28 June 2010
By Rupali Mukherjee
Researchers found that a long–acting medication, Exenatide, if injected once a week, improved blood sugar control and induced weight loss in type 2 diabetics. The study, which was conducted at VU University Medical Centre Amsterdam, has been reported in the latest issue of medical journal ‘Lancet’, and will be discussed at the ongoing American Diabetes Association’s session in Orlando.
A cross–section of doctors whom TOI spoke to pointed out that newer treatments are constantly needed for curing diabetes as first–line drugs fail to have the desired impact over a period of time, or may have serious side–effects. What is needed is drugs that are convenient, provide effective glycaemic control, and do not cause weight gain.

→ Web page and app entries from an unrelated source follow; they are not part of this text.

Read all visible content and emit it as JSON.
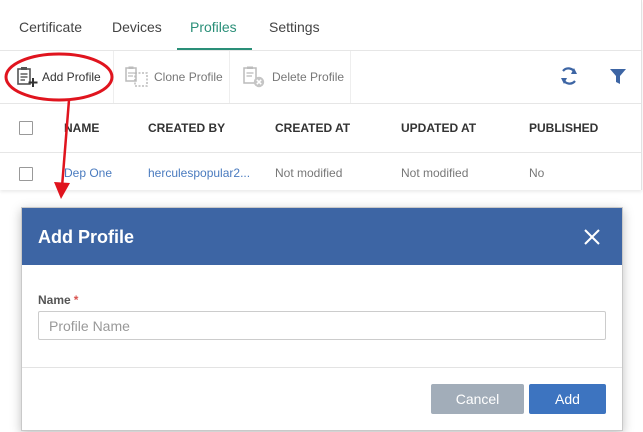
{
  "tabs": [
    {
      "label": "Certificate",
      "active": false
    },
    {
      "label": "Devices",
      "active": false
    },
    {
      "label": "Profiles",
      "active": true
    },
    {
      "label": "Settings",
      "active": false
    }
  ],
  "toolbar": {
    "add_profile": "Add Profile",
    "clone_profile": "Clone Profile",
    "delete_profile": "Delete Profile",
    "refresh_icon": "refresh-icon",
    "filter_icon": "filter-icon"
  },
  "table": {
    "columns": [
      "NAME",
      "CREATED BY",
      "CREATED AT",
      "UPDATED AT",
      "PUBLISHED"
    ],
    "rows": [
      {
        "name": "Dep One",
        "created_by": "herculespopular2...",
        "created_at": "Not modified",
        "updated_at": "Not modified",
        "published": "No"
      }
    ]
  },
  "dialog": {
    "title": "Add Profile",
    "name_label": "Name",
    "required_mark": "*",
    "name_placeholder": "Profile Name",
    "name_value": "",
    "cancel_label": "Cancel",
    "add_label": "Add"
  },
  "colors": {
    "accent_tab": "#2a8f78",
    "header_bg": "#3d65a4",
    "primary_button": "#3d74c0",
    "secondary_button": "#a2adb9",
    "annotation": "#e0141e",
    "link": "#4a7bbf"
  }
}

The weekly Exenatide shot is good news for patients who have uncontrolled sugar despite maximum doses of conventional anti–diabetic drugs. Those who are obese or prone to recurrent low sugars (hypoglycemia) may particularly benefit from it, doctors pointed out. The study says that the new formulation of Exenatide may be better for patients than once–daily insulin shot (Glargine), as the latter leads to weight gain.
In this 26–week randomised study, the authors of the ‘Lancet’ article, Dr Anoop Misra, Fortis Hospital, New Delhi, and Dr Shashank Joshi, Lilavati, and Bhatia Hospitals, Mumbai, compared once–weekly Exenatide and insulin Glargine in adults with type 2 diabetes who had inadequate blood sugar control despite use of first–line anti–diabetic drugs for three months or longer. In the study, Professor Michaela Diamant and colleagues had tested the new formulation of Exenatide on 456 patients (233 once–weekly Exenatide, 223 insulin Glargine).

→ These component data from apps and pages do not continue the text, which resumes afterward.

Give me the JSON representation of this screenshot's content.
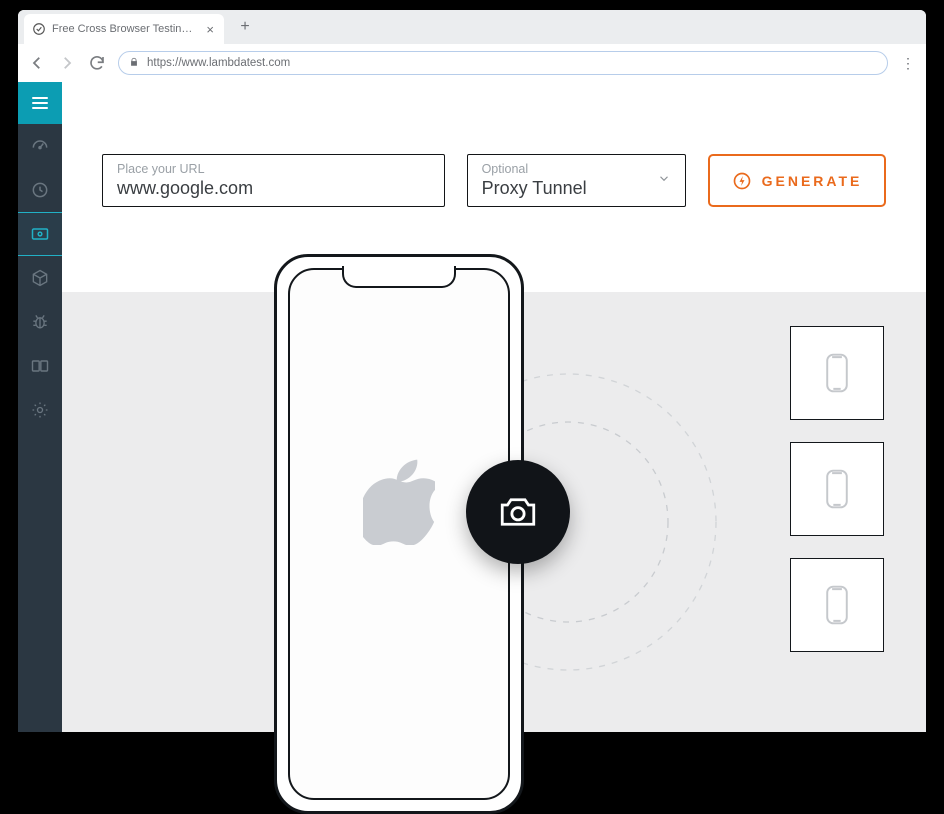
{
  "browser": {
    "tab_title": "Free Cross Browser Testing Clou",
    "url": "https://www.lambdatest.com"
  },
  "sidebar": {
    "items": [
      {
        "name": "dashboard-icon"
      },
      {
        "name": "history-icon"
      },
      {
        "name": "visual-ui-icon"
      },
      {
        "name": "package-icon"
      },
      {
        "name": "bug-icon"
      },
      {
        "name": "compare-icon"
      },
      {
        "name": "settings-icon"
      }
    ],
    "active_index": 2
  },
  "controls": {
    "url_label": "Place your URL",
    "url_value": "www.google.com",
    "tunnel_label": "Optional",
    "tunnel_value": "Proxy Tunnel",
    "generate_label": "GENERATE"
  },
  "phone": {
    "os_icon": "apple-icon"
  },
  "thumbs": {
    "count": 3,
    "icon": "device-icon"
  },
  "camera": {
    "icon": "camera-icon"
  },
  "colors": {
    "accent_teal": "#0c9db3",
    "accent_orange": "#ea6a1c",
    "sidebar_bg": "#2b3742"
  }
}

The doctors say that once weekly Exenatide for type 2 diabetes is more convenient and induces better blood sugar control, and more weight loss than second–line treatment of daily insulin Glargine. Glargine, which has to be injected daily, led to weight gain of 1.4 kg per patient.

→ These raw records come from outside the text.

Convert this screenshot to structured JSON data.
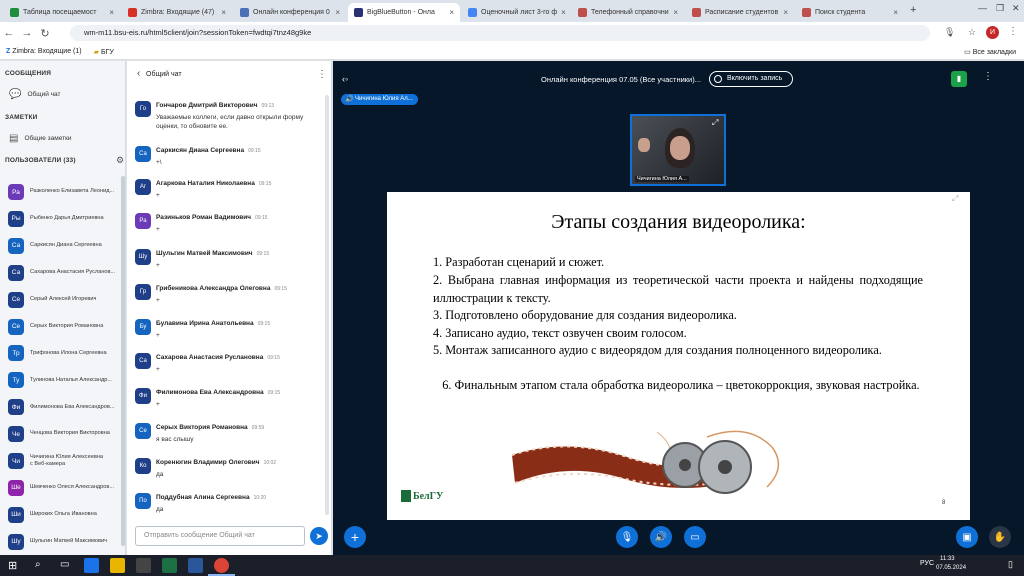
{
  "browser": {
    "tabs": [
      {
        "label": "Таблица посещаемост",
        "color": "#1e8e3e"
      },
      {
        "label": "Zimbra: Входящие (47)",
        "color": "#d93025"
      },
      {
        "label": "Онлайн конференция 0",
        "color": "#4b71b6"
      },
      {
        "label": "BigBlueButton - Онла",
        "color": "#283274",
        "active": true
      },
      {
        "label": "Оценочный лист 3-го ф",
        "color": "#4285f4"
      },
      {
        "label": "Телефонный справочни",
        "color": "#c0504d"
      },
      {
        "label": "Расписание студентов",
        "color": "#c0504d"
      },
      {
        "label": "Поиск студента",
        "color": "#c0504d"
      }
    ],
    "new_tab": "+",
    "url": "wm-m11.bsu-eis.ru/html5client/join?sessionToken=fwdtqi7tnz48g9ke",
    "bookmarks": [
      "Zimbra: Входящие (1)",
      "БГУ"
    ],
    "all_bookmarks": "Все закладки",
    "profile_initial": "И"
  },
  "sidebar": {
    "messages_header": "СООБЩЕНИЯ",
    "public_chat": "Общий чат",
    "notes_header": "ЗАМЕТКИ",
    "shared_notes": "Общие заметки",
    "users_header": "ПОЛЬЗОВАТЕЛИ (33)",
    "users": [
      {
        "initials": "Ра",
        "name": "Разколенко Елизавета Леонид...",
        "color": "#6a3ab7"
      },
      {
        "initials": "Ры",
        "name": "Рыбенко Дарья Дмитриевна",
        "color": "#1f3f88"
      },
      {
        "initials": "Са",
        "name": "Саркисян Диана Сергеевна",
        "color": "#1565c0"
      },
      {
        "initials": "Са",
        "name": "Сахарова Анастасия Русланов...",
        "color": "#1f3f88"
      },
      {
        "initials": "Се",
        "name": "Серый Алексей Игоревич",
        "color": "#1f3f88"
      },
      {
        "initials": "Се",
        "name": "Серых Виктория Романовна",
        "color": "#1565c0"
      },
      {
        "initials": "Тр",
        "name": "Трифонова Илона Сергеевна",
        "color": "#1565c0"
      },
      {
        "initials": "Ту",
        "name": "Тулинова Наталья Александр...",
        "color": "#1565c0"
      },
      {
        "initials": "Фи",
        "name": "Филимонова Ева Александров...",
        "color": "#1f3f88"
      },
      {
        "initials": "Че",
        "name": "Ченцова Виктория Викторовна",
        "color": "#1f3f88"
      },
      {
        "initials": "Чи",
        "name": "Чичигина Юлия Алексеевна",
        "name2": "с Веб-камера",
        "color": "#1f3f88"
      },
      {
        "initials": "Ше",
        "name": "Шевченко Олеся Александров...",
        "color": "#8e24aa"
      },
      {
        "initials": "Ши",
        "name": "Широких Ольга Ивановна",
        "color": "#1f3f88"
      },
      {
        "initials": "Шу",
        "name": "Шульгин Матвей Максимович",
        "color": "#1f3f88"
      }
    ]
  },
  "chat": {
    "back_label": "‹",
    "title": "Общий чат",
    "messages": [
      {
        "initials": "Го",
        "name": "Гончаров Дмитрий Викторович",
        "time": "09:13",
        "text": "Уважаемые коллеги, если давно открыли форму оценки, то обновите ее.",
        "color": "#1f3f88"
      },
      {
        "initials": "Са",
        "name": "Саркисян Диана Сергеевна",
        "time": "09:15",
        "text": "+\\",
        "color": "#1565c0"
      },
      {
        "initials": "Аг",
        "name": "Агаркова Наталия Николаевна",
        "time": "09:15",
        "text": "+",
        "color": "#1f3f88"
      },
      {
        "initials": "Ра",
        "name": "Разиньков Роман Вадимович",
        "time": "09:15",
        "text": "+",
        "color": "#6a3ab7"
      },
      {
        "initials": "Шу",
        "name": "Шульгин Матвей Максимович",
        "time": "09:15",
        "text": "+",
        "color": "#1f3f88"
      },
      {
        "initials": "Гр",
        "name": "Грибеникова Александра Олеговна",
        "time": "09:15",
        "text": "+",
        "color": "#1f3f88"
      },
      {
        "initials": "Бу",
        "name": "Булавина Ирина Анатольевна",
        "time": "09:15",
        "text": "+",
        "color": "#1565c0"
      },
      {
        "initials": "Са",
        "name": "Сахарова Анастасия Руслановна",
        "time": "09:15",
        "text": "+",
        "color": "#1f3f88"
      },
      {
        "initials": "Фи",
        "name": "Филимонова Ева Александровна",
        "time": "09:15",
        "text": "+",
        "color": "#1f3f88"
      },
      {
        "initials": "Се",
        "name": "Серых Виктория Романовна",
        "time": "09:59",
        "text": "я вас слышу",
        "color": "#1565c0"
      },
      {
        "initials": "Ко",
        "name": "Коренюгин Владимир Олегович",
        "time": "10:02",
        "text": "да",
        "color": "#1f3f88"
      },
      {
        "initials": "По",
        "name": "Поддубная Алина Сергеевна",
        "time": "10:20",
        "text": "да",
        "color": "#1565c0"
      }
    ],
    "input_placeholder": "Отправить сообщение Общий чат"
  },
  "meeting": {
    "title": "Онлайн конференция 07.05 (Все участники)...",
    "record_label": "Включить запись",
    "speaker": "Чичигина Юлия Ал...",
    "webcam_label": "Чичигина Юлия А...",
    "accent": "#0f70d7"
  },
  "slide": {
    "title": "Этапы создания видеоролика:",
    "items": [
      "1. Разработан сценарий и сюжет.",
      "2.  Выбрана главная информация из теоретической части проекта и найдены подходящие иллюстрации к тексту.",
      "3. Подготовлено оборудование для создания видеоролика.",
      "4. Записано аудио, текст озвучен своим голосом.",
      "5. Монтаж записанного аудио с видеорядом для создания полноценного видеоролика.",
      "   6. Финальным этапом стала обработка видеоролика – цветокоррокция, звуковая настройка."
    ],
    "logo_text": "БелГУ",
    "page_number": "8"
  },
  "taskbar": {
    "time": "11:33",
    "date": "07.05.2024",
    "lang": "РУС"
  }
}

Diabetologist Dr A Ramachandran says, The quality of life (of a patient) improves drastically with once a week insulin shot, but it may work in certain patients only.